In the operating room: Yemen, Day 15

School is out for the summer in Yemen, but the cholera outbreak and ongoing civil war show no signs of slowing down. Anesthesiologist Kariantti blogs from Khameer...


Schools have ended for the holidays in Yemen, which is good - because now we can use a school nearby as a Cholera Treatment Center.

Yes, you guessed it, there is no sign of the cholera epidemic slowing down. Quite the opposite.
So far we have received 216 patients altogether, many of them arriving in a state of shock.
We are constantly in shortage of beds for them, but now in the school we will have up to 100 beds. This will be a great improvement, but it has taken a lot of resources and meant long nights for the team working on it.
But we still have a long way until the school will be ready to receive cholera patients. For now we will have to make do with tents.

Child patients

Days are getting slower in the operating theatre, and the intensive care unit was even empty for a few hours.
It seems that people are perhaps avoiding the hospital in fear of cholera. But yesterday it all changed.
We received three new patients with gunshot wounds, most of them children.
One was a seven-year-old girl, shot in the abdomen. She was operated last night and she had multiple perforations in the bowel, which Dr. Ali was able to close.
Today she was already somewhat better.
But the ICU was full again as well as the female IPD, because we had also received many other emergency cases. So now, it was us who were running out patient beds.
After some negotiating we were able to arrange a bed for one patient in another ward.

Battle to save the girl

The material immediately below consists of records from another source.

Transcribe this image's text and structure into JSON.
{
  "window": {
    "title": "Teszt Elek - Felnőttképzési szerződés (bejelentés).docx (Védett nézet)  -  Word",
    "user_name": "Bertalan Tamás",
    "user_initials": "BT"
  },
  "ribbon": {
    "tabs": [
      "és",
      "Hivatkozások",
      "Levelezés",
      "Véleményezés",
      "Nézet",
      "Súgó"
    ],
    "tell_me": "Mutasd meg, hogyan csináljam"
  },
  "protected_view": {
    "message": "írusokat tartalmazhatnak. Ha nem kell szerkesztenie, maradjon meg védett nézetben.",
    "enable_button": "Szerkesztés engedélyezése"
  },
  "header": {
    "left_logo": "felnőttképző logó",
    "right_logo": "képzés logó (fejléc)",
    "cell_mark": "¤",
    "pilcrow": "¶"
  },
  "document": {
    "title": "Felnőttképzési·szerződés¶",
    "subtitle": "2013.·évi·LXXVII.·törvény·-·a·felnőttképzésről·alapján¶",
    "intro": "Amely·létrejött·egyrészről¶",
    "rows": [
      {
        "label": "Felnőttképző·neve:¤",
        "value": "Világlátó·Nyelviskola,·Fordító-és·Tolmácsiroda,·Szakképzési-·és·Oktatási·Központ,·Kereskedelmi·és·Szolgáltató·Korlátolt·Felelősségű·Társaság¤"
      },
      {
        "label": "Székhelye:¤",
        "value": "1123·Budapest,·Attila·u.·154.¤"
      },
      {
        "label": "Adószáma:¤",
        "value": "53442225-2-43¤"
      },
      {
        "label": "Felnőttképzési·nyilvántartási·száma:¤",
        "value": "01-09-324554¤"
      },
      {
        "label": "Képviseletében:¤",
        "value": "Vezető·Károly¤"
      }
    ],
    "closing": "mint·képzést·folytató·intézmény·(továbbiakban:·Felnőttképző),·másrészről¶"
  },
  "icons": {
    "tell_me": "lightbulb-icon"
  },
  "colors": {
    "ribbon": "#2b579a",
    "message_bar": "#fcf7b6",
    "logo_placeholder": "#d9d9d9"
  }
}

The next day continued the same, as we received three new gun shot victims and once again we had to decide which patient in the intensive care unit was stable enough to manage in a normal ward to make room for the more serious cases.
To make matters worse, the small two-year-old girl with a gunshot wound to her abdomen was having problems - her sutures had ruptured so we needed to take her to the operating theatre to fix it.
Thankfully she was otherwise stable and needed only one night in Intensive Care.
This was not her only problem though - part of the bowel that she had left before the stoma was very short, and she was passing her food straight through without digesting it properly.
We tried to find everything to increase the energy and nutrients in her food, but still we feared that in the long run she might be facing starvation before the surgeons could do the final repair of her bowel.